  19. Hillmen P, Muus P, Röth A, et al.: Long-term safety and efficacy of sustained eculizumab treatment in patients with paroxysmal nocturnal haemoglobinuria. Br J Haematol. 2013, 162:62-73. 10.1111/bjh.12347
  20. Kelly RJ, Hill A, Arnold LM, et al.: Long-term treatment with eculizumab in paroxysmal nocturnal hemoglobinuria: Sustained efficacy and improved survival. Blood. 2011, 117:6786-6792. 10.1182/blood-2011-02-333997

Case report

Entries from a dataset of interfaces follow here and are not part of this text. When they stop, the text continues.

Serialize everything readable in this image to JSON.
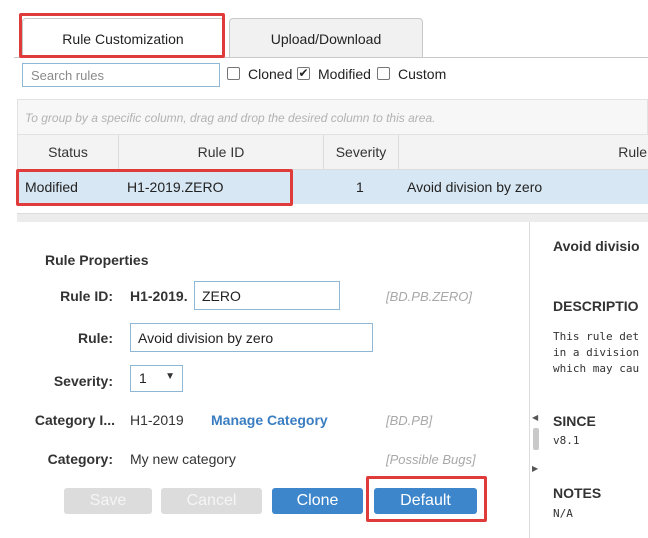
{
  "tabs": [
    {
      "label": "Rule Customization",
      "active": true
    },
    {
      "label": "Upload/Download",
      "active": false
    }
  ],
  "filter": {
    "search_placeholder": "Search rules",
    "checkboxes": [
      {
        "label": "Cloned",
        "checked": false
      },
      {
        "label": "Modified",
        "checked": true
      },
      {
        "label": "Custom",
        "checked": false
      }
    ],
    "check_glyph": "✔"
  },
  "grid": {
    "group_hint": "To group by a specific column, drag and drop the desired column to this area.",
    "columns": [
      "Status",
      "Rule ID",
      "Severity",
      "Rule"
    ],
    "rows": [
      {
        "status": "Modified",
        "rule_id": "H1-2019.ZERO",
        "severity": "1",
        "rule": "Avoid division by zero"
      }
    ]
  },
  "properties": {
    "title": "Rule Properties",
    "rule_id_label": "Rule ID:",
    "rule_id_prefix": "H1-2019.",
    "rule_id_value": "ZERO",
    "rule_id_code": "[BD.PB.ZERO]",
    "rule_label": "Rule:",
    "rule_value": "Avoid division by zero",
    "severity_label": "Severity:",
    "severity_value": "1",
    "category_id_label": "Category I...",
    "category_id_value": "H1-2019",
    "manage_category": "Manage Category",
    "category_id_code": "[BD.PB]",
    "category_label": "Category:",
    "category_value": "My new category",
    "category_code": "[Possible Bugs]"
  },
  "buttons": {
    "save": "Save",
    "cancel": "Cancel",
    "clone": "Clone",
    "default": "Default"
  },
  "doc": {
    "title": "Avoid divisio",
    "description_head": "DESCRIPTIO",
    "description_lines": [
      "This rule det",
      "in a division",
      "which may cau"
    ],
    "since_head": "SINCE",
    "since_value": "v8.1",
    "notes_head": "NOTES",
    "notes_value": "N/A"
  },
  "colors": {
    "highlight": "#e03b3b",
    "selected_row": "#d7e7f3",
    "primary_button": "#3d86cc",
    "link": "#3a7dc1"
  }
}
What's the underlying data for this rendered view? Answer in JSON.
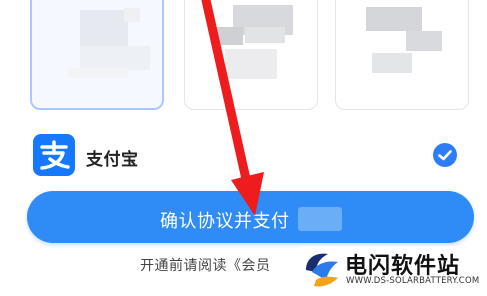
{
  "colors": {
    "accent": "#2f8bf5",
    "alipay": "#1677ff",
    "arrow": "#ee1c1c"
  },
  "payment": {
    "method_label": "支付宝",
    "method_icon": "alipay-icon",
    "checked": true
  },
  "confirm": {
    "label": "确认协议并支付"
  },
  "agreement": {
    "text": "开通前请阅读《会员"
  },
  "watermark": {
    "title": "电闪软件站",
    "url": "WWW.DS-SOLARBATTERY.COM"
  }
}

Rare Hematological Disease of Paroxysmal Nocturnal Hemoglobinuria With Profound Implications for a Gastroenterologist: A Case Report and Literature Review

Author Information

Swetha Parvataneni Corresponding Author

Internal Medicine, Geisinger Health System, Lewistown, USA

Tagore Sunkara

Internal Medicine, Mercy Medical Center, Des Moines, USA

Vinaya Gaduputi

Internal Medicine, St. Barnabas Hospital - SBH Health System, Bronx, USA

Ethics Statement and Conflict of Interest Disclosures

Human subjects: Consent was obtained by all participants in this study. Conflicts of interest: In compliance with the ICMJE uniform disclosure form, all authors declare the following: Payment/services info: All authors have declared that no financial support was received from any organization for the submitted work. Financial relationships: All authors have declared that they have no financial relationships at present or within the previous three years with any organizations that might have an interest in the submitted work. Other relationships: All authors have declared that there are no other relationships or activities that could appear to have influenced the submitted work.

Case report

Rare Hematological Disease of Paroxysmal Nocturnal Hemoglobinuria With Profound Implications for a Gastroenterologist: A Case Report and Literature Review

Figures etc.


Scholarly Impact Quotient™ (SIQ™) is our unique post-publication peer review rating process. Learn more here.